**Your objective:** The listing is to be reproduced in full, with no character altered.

========

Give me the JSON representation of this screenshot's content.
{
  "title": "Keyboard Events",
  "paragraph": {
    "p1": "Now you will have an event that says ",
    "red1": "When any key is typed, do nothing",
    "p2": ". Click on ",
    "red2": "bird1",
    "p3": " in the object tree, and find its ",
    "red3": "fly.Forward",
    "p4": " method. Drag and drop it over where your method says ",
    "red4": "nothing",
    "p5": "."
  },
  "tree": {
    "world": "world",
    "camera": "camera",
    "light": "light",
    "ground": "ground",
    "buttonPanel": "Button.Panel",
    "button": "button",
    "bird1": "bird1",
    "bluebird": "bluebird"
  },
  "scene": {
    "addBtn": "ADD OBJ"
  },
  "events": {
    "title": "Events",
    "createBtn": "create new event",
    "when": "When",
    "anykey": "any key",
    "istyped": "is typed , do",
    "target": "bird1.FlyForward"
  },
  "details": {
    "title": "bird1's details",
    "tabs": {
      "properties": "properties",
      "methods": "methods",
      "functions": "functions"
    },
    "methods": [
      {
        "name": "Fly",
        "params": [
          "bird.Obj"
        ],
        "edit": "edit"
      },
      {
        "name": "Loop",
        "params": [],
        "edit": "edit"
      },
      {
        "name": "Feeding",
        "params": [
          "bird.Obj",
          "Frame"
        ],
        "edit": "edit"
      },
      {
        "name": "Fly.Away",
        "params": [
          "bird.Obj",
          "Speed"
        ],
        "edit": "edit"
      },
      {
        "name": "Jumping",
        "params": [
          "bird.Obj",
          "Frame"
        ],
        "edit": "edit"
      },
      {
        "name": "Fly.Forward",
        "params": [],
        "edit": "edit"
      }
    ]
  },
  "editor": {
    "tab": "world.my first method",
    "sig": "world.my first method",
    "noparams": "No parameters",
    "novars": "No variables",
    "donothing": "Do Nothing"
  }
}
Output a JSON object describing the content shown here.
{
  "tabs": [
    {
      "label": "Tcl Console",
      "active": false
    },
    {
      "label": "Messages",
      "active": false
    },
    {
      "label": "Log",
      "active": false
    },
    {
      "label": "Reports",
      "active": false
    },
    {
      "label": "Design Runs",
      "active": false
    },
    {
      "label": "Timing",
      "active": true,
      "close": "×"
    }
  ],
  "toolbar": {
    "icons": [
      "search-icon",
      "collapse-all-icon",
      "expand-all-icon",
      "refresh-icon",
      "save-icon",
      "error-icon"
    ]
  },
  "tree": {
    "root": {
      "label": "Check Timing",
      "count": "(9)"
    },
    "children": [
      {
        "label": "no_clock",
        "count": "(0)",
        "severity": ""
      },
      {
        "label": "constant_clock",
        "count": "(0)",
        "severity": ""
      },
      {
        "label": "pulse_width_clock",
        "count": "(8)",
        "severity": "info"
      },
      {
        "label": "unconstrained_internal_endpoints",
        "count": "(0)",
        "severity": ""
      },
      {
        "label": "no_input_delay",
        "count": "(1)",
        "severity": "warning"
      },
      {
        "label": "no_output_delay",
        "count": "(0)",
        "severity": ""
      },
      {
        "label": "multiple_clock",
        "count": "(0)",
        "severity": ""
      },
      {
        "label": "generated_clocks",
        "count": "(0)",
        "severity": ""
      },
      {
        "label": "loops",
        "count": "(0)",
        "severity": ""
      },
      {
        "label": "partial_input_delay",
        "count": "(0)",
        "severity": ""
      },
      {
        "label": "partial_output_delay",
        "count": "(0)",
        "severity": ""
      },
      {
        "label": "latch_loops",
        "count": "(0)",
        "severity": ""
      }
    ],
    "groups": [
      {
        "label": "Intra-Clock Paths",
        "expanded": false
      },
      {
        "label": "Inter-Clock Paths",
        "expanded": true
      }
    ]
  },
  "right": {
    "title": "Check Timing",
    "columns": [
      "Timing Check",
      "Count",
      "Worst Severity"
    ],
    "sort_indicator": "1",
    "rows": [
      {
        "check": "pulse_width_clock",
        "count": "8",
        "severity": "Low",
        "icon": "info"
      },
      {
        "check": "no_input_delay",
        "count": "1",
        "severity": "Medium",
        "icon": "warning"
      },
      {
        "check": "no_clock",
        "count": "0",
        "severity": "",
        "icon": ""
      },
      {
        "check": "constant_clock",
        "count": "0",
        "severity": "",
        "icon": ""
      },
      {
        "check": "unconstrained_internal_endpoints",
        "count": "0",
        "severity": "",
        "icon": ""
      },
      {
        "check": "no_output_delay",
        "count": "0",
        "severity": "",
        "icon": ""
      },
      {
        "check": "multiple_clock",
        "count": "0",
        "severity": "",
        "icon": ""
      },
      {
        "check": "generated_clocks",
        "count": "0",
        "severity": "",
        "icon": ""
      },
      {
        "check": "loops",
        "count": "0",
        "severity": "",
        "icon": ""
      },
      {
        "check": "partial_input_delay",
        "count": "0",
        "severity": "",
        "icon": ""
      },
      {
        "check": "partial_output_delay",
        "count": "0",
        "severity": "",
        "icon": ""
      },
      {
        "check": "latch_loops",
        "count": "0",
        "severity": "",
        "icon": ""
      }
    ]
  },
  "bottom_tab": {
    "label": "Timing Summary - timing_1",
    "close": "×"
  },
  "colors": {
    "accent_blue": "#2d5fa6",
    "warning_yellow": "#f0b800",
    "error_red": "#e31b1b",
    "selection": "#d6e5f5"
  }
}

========

**Task result:**
Give me the JSON representation of this screenshot's content.
{
  "title": "Keyboard Events",
  "paragraph": {
    "p1": "Now you will have an event that says ",
    "red1": "When any key is typed, do nothing",
    "p2": ". Click on ",
    "red2": "bird1",
    "p3": " in the object tree, and find its ",
    "red3": "fly.Forward",
    "p4": " method. Drag and drop it over where your method says ",
    "red4": "nothing",
    "p5": "."
  },
  "tree": {
    "world": "world",
    "camera": "camera",
    "light": "light",
    "ground": "ground",
    "buttonPanel": "Button.Panel",
    "button": "button",
    "bird1": "bird1",
    "bluebird": "bluebird"
  },
  "scene": {
    "addBtn": "ADD OBJ"
  },
  "events": {
    "title": "Events",
    "createBtn": "create new event",
    "when": "When",
    "anykey": "any key",
    "istyped": "is typed , do",
    "target": "bird1.FlyForward"
  },
  "details": {
    "title": "bird1's details",
    "tabs": {
      "properties": "properties",
      "methods": "methods",
      "functions": "functions"
    },
    "methods": [
      {
        "name": "Fly",
        "params": [
          "bird.Obj"
        ],
        "edit": "edit"
      },
      {
        "name": "Loop",
        "params": [],
        "edit": "edit"
      },
      {
        "name": "Feeding",
        "params": [
          "bird.Obj",
          "Frame"
        ],
        "edit": "edit"
      },
      {
        "name": "Fly.Away",
        "params": [
          "bird.Obj",
          "Speed"
        ],
        "edit": "edit"
      },
      {
        "name": "Jumping",
        "params": [
          "bird.Obj",
          "Frame"
        ],
        "edit": "edit"
      },
      {
        "name": "Fly.Forward",
        "params": [],
        "edit": "edit"
      }
    ]
  },
  "editor": {
    "tab": "world.my first method",
    "sig": "world.my first method",
    "noparams": "No parameters",
    "novars": "No variables",
    "donothing": "Do Nothing"
  }
}
Output a JSON object describing the content shown here.
{
  "tabs": [
    {
      "label": "Tcl Console",
      "active": false
    },
    {
      "label": "Messages",
      "active": false
    },
    {
      "label": "Log",
      "active": false
    },
    {
      "label": "Reports",
      "active": false
    },
    {
      "label": "Design Runs",
      "active": false
    },
    {
      "label": "Timing",
      "active": true,
      "close": "×"
    }
  ],
  "toolbar": {
    "icons": [
      "search-icon",
      "collapse-all-icon",
      "expand-all-icon",
      "refresh-icon",
      "save-icon",
      "error-icon"
    ]
  },
  "tree": {
    "root": {
      "label": "Check Timing",
      "count": "(9)"
    },
    "children": [
      {
        "label": "no_clock",
        "count": "(0)",
        "severity": ""
      },
      {
        "label": "constant_clock",
        "count": "(0)",
        "severity": ""
      },
      {
        "label": "pulse_width_clock",
        "count": "(8)",
        "severity": "info"
      },
      {
        "label": "unconstrained_internal_endpoints",
        "count": "(0)",
        "severity": ""
      },
      {
        "label": "no_input_delay",
        "count": "(1)",
        "severity": "warning"
      },
      {
        "label": "no_output_delay",
        "count": "(0)",
        "severity": ""
      },
      {
        "label": "multiple_clock",
        "count": "(0)",
        "severity": ""
      },
      {
        "label": "generated_clocks",
        "count": "(0)",
        "severity": ""
      },
      {
        "label": "loops",
        "count": "(0)",
        "severity": ""
      },
      {
        "label": "partial_input_delay",
        "count": "(0)",
        "severity": ""
      },
      {
        "label": "partial_output_delay",
        "count": "(0)",
        "severity": ""
      },
      {
        "label": "latch_loops",
        "count": "(0)",
        "severity": ""
      }
    ],
    "groups": [
      {
        "label": "Intra-Clock Paths",
        "expanded": false
      },
      {
        "label": "Inter-Clock Paths",
        "expanded": true
      }
    ]
  },
  "right": {
    "title": "Check Timing",
    "columns": [
      "Timing Check",
      "Count",
      "Worst Severity"
    ],
    "sort_indicator": "1",
    "rows": [
      {
        "check": "pulse_width_clock",
        "count": "8",
        "severity": "Low",
        "icon": "info"
      },
      {
        "check": "no_input_delay",
        "count": "1",
        "severity": "Medium",
        "icon": "warning"
      },
      {
        "check": "no_clock",
        "count": "0",
        "severity": "",
        "icon": ""
      },
      {
        "check": "constant_clock",
        "count": "0",
        "severity": "",
        "icon": ""
      },
      {
        "check": "unconstrained_internal_endpoints",
        "count": "0",
        "severity": "",
        "icon": ""
      },
      {
        "check": "no_output_delay",
        "count": "0",
        "severity": "",
        "icon": ""
      },
      {
        "check": "multiple_clock",
        "count": "0",
        "severity": "",
        "icon": ""
      },
      {
        "check": "generated_clocks",
        "count": "0",
        "severity": "",
        "icon": ""
      },
      {
        "check": "loops",
        "count": "0",
        "severity": "",
        "icon": ""
      },
      {
        "check": "partial_input_delay",
        "count": "0",
        "severity": "",
        "icon": ""
      },
      {
        "check": "partial_output_delay",
        "count": "0",
        "severity": "",
        "icon": ""
      },
      {
        "check": "latch_loops",
        "count": "0",
        "severity": "",
        "icon": ""
      }
    ]
  },
  "bottom_tab": {
    "label": "Timing Summary - timing_1",
    "close": "×"
  },
  "colors": {
    "accent_blue": "#2d5fa6",
    "warning_yellow": "#f0b800",
    "error_red": "#e31b1b",
    "selection": "#d6e5f5"
  }
}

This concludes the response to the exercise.